Puberty. Is there a lesser degree of preparedness than "not at all"? Because that's me. Raising my son hasn't always been easy. But I have a pretty easy kid. For those of you who don't know, he's 12. Twelve seems to be the magic number where testosterone pushes its way to the front of the line, desperate to disprove its dormant, wallflower status. Noticeable physical changes haven't started taking place yet, but we've enjoyed some behavioral changes in these last few months; some expected, some borderline shocking.
One example of the expected is my son's skilled execution of the heavy sigh and exaggerated eye roll. The only thing that will make this better is when the word, "whatever," hits the rotation. Good times ahead.
He's also developed a new-found disdain for school. I don't think he really dislikes school, I think he's just feeding off of his friend's hatred for it. But even if he did, he comes by it honestly. I proudly held the title for "most 'sick' days in the history of any school, anywhere" back in 1982.
Sidebar - I was also voted most likely to own a shop called "Barely There" by my high school choir teacher, Mrs. Peebles - but that's a different set of issues altogether.
My son told me that not only does he detest school, he doesn't see the benefit in going at all. Here was our conversation:
Ryan - Mom, school is so boring. It's pointless. When am I ever going to work with negative exponents?
God help me, but I didn't even understand the question.
Ryan - I hate school. I'm think I'm gonna quit.
Me - Okay, you'll have to get a job, then. Not sure what you'll be able to do without a high school diploma, let alone at your age.
Ryan - I could sell games at GameStop or be a greeter at Wal-Mart.
I know I should've said no. But I do like a man with a plan. Plus, I'm really looking forward to the extra income.
Another fun issue we're dealing with isn't so much shocking, as it is, Really? This is what we're doing now? He has recently started dry-humping - or, more accurately - air-humping. This humping is totally unnecessary and utterly gratuitous. It's humping for the sake of humping. I believe it started off as an innocent dance move. He'd just be dancing around the house, and then BAM! - once, maybe twice a week. I thought it was just a phase. Then, gradually, the moves were happening more and more frequently. Soon it was every day, then multiple times a day, and now, the very uncomfortable, rapid succession.
A couple of weeks ago I posted on Facebook that I watched my son dry-hump his way to the bus stop. Is this really the best use of the pelvic thrust? And every night after dinner, when I ask him to jump in the shower and get ready for bed, he looks at me and says - in staccato - "O. K.," and thrusts with each syllable.
How lovely...dinner and a show.
Since I didn't have younger brothers growing up, I don't even know what "this" is. Can I expect more of this thrusting? Is he doing it at school? Is there a support group I should know about?
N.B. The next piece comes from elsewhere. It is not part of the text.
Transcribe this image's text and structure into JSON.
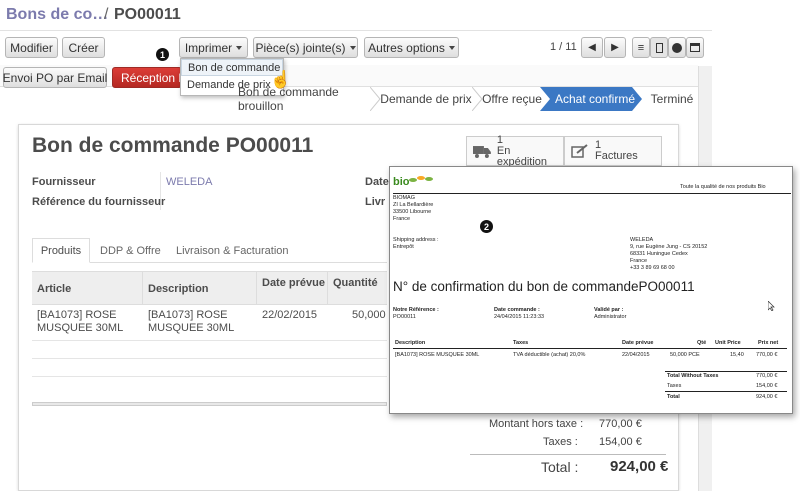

Look, I'm not naive. I know what I'm dealing with is nothing compared to what lies ahead. And if there's any truth to, "Payin' for your raisin'," well, let's just say that I probably ought to just trade him in for a kitten now and stay ahead of the game. I put my parents through hell. Hell, I tell ya. So Ryan, if you think that you're going to put one over on me, you've got another thing coming. I have done it all, little man. I will always be one step ahead of you. I have 30 years on you, I am wiser than you and I will always, ALWAYS outsmart you.
....as long as it doesn't involve negative exponents or math of any kind.